Have to say guys, that it had been a whole lot warmer and serene here on the Caribbean Gulf of Mexico where I was getting some much needed practice in! I even managed to persuade the wife to try out sailing for the very first time.
Well done to you all in the race though, I look forward to rejoining you on Tuesday.
Thanks to the organisers and helpers for arranging another fun day , the weather was perfect. I must admit I enjoy finding out the course whilst trying to avoid other boats at the start. I tend to be out early to get some practice before the race so never get an opportunity to see the course written on boards. I can hear the instructions over the tannoy so could the course route be communicated at the start? And if I wasn’t confused about wind direction before, I am now.
I am delighted that the Blog and Race Results are being read by somebody (near – and far, Mike)….even better if they highlight any minor errors such as the reported wind direction being 180 dgs wrong!!

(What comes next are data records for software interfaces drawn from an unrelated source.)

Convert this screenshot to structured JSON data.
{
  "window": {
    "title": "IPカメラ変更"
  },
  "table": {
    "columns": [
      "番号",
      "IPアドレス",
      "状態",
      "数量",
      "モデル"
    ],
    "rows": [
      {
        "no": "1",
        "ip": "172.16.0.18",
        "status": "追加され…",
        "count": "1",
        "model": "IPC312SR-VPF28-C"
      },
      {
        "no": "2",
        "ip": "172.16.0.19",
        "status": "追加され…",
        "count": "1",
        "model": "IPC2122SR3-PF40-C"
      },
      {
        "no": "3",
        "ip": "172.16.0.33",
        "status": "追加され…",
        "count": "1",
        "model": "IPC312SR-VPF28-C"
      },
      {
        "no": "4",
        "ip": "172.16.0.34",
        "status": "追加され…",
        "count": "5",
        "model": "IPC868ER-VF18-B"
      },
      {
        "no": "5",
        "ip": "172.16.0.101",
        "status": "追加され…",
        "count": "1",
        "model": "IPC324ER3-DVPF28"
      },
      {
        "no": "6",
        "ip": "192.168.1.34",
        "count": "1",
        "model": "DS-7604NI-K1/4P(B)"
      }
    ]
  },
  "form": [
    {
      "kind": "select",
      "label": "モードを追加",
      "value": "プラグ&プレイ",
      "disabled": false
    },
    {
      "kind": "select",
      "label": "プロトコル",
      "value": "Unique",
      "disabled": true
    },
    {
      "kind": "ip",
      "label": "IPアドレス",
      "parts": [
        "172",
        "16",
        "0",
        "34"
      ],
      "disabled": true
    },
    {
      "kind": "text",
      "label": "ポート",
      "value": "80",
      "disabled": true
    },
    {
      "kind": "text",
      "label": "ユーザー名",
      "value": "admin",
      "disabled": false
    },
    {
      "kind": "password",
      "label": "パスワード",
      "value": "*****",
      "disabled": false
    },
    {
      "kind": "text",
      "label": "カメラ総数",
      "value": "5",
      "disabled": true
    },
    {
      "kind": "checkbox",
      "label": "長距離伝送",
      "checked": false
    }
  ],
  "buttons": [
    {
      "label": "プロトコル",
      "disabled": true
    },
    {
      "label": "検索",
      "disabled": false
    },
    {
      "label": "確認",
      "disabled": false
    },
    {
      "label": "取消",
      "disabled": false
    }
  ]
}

It is basic good practice to find out what the set Race Course is BEFORE the Race. We aim to have the Course up on the Race Board outside the Clubhouse entrance by 1000 so that early arrivals can do some practice starts and even sail the whole course. Unfortunately the Course was not shown on the blackboard last Thursday so late comers would not have known the Course if they had not visited the Clubhouse. Asking about the Course whilst sailing up and down the Start Line is fraught with DANGER – since Mars Bars may have changed hands and incorrect information passed on to innocent enquirers. The idea of an announcement from the Race Hut will be investigated!!
Race Admin has received the following (well-founded) observation from Fay Watson:
“I would like to raise a point about yesterday’s race; while racing with Rick as my crew, Steve Farmer hit my boat and Rick had to tell him to do a penalty! Also whilst racing I hit a buoy and subsequently did a penalty turn. If we can respect the rules of the water why can’t the rest of the clients do the same thing. ”
Ed. Fay makes a VERY GOOD point. So PLEASE make sure everyone knows and applies the Sailing Rules (e.g. #1 Avoid collisions) and does their penalty turns as required.